What is expected =
For the word "with", return each line of the data in which it occurs.

:: Data for review ::

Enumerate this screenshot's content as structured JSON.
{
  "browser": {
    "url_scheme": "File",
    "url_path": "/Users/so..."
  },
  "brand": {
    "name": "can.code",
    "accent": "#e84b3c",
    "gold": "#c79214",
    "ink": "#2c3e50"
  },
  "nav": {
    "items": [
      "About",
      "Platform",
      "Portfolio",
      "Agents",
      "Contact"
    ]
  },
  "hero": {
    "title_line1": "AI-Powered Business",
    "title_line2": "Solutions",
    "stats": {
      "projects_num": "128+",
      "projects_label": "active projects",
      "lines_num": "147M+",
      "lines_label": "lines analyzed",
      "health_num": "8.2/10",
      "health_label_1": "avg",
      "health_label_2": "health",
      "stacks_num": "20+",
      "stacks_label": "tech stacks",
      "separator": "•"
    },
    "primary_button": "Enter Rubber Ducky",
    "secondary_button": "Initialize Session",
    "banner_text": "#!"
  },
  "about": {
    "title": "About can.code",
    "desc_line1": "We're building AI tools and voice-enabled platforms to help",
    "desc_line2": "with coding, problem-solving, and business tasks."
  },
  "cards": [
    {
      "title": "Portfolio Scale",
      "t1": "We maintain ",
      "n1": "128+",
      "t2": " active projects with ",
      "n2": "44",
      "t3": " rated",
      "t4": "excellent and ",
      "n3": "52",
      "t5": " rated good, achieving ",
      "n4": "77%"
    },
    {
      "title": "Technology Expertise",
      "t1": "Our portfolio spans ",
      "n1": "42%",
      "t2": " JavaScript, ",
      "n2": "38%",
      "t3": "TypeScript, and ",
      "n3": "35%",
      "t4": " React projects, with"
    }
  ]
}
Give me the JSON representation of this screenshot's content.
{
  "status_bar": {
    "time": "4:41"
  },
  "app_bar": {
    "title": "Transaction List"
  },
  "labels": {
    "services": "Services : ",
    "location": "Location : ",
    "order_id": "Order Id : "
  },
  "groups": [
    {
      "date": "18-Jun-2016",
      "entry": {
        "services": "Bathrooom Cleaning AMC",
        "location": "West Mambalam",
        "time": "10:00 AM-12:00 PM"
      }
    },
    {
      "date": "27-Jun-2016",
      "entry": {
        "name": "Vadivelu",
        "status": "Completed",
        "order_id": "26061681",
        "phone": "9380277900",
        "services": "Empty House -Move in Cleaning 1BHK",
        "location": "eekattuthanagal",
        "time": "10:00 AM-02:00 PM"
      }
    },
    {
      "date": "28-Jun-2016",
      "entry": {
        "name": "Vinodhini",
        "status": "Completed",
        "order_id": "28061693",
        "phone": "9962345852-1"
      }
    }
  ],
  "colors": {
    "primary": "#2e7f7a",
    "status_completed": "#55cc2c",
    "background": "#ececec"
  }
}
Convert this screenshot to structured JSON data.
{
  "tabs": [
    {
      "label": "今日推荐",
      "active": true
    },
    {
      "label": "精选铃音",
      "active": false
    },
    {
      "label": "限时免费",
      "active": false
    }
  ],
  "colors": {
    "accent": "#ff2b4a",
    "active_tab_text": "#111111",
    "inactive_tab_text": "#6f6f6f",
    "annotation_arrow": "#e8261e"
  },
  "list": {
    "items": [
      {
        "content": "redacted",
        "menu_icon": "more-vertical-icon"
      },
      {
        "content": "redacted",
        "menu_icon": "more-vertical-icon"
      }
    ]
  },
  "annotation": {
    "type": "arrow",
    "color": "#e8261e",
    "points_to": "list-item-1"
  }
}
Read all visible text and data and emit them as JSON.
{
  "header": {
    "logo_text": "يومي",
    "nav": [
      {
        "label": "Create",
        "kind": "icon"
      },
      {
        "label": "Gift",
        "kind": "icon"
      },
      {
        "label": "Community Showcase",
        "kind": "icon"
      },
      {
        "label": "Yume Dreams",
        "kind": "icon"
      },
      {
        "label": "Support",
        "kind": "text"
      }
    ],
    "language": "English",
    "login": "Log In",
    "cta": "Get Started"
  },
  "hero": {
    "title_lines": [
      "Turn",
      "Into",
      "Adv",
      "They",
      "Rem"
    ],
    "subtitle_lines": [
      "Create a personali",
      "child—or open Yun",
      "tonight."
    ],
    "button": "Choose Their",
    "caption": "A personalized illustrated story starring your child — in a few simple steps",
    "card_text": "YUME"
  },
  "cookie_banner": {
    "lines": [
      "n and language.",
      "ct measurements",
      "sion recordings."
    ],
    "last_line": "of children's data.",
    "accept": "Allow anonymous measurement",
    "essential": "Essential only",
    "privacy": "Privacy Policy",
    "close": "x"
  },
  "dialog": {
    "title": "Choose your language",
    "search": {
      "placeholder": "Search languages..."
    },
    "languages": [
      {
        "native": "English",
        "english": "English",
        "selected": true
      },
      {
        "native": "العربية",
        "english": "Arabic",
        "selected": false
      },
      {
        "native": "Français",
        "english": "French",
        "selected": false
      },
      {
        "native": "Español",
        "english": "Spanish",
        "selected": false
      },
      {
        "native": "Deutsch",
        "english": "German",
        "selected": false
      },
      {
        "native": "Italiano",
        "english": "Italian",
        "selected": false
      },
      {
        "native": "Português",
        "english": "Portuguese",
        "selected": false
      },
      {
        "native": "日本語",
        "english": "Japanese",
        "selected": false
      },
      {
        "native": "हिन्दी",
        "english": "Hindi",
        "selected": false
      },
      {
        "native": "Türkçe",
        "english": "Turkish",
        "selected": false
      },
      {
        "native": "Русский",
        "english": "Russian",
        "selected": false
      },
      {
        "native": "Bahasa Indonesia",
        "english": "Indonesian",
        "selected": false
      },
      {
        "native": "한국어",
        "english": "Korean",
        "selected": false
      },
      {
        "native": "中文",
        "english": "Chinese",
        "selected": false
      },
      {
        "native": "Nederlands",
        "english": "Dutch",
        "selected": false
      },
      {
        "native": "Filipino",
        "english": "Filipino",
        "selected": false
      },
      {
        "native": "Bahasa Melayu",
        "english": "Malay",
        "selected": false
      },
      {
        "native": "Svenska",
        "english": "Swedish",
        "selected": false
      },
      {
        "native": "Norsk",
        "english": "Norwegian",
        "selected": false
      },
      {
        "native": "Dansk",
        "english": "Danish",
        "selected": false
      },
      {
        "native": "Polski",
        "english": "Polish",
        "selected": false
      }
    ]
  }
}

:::

Your solution =
    "desc_line2": "with coding, problem-solving, and business tasks."
      "t2": " active projects with ",
      "t4": " React projects, with"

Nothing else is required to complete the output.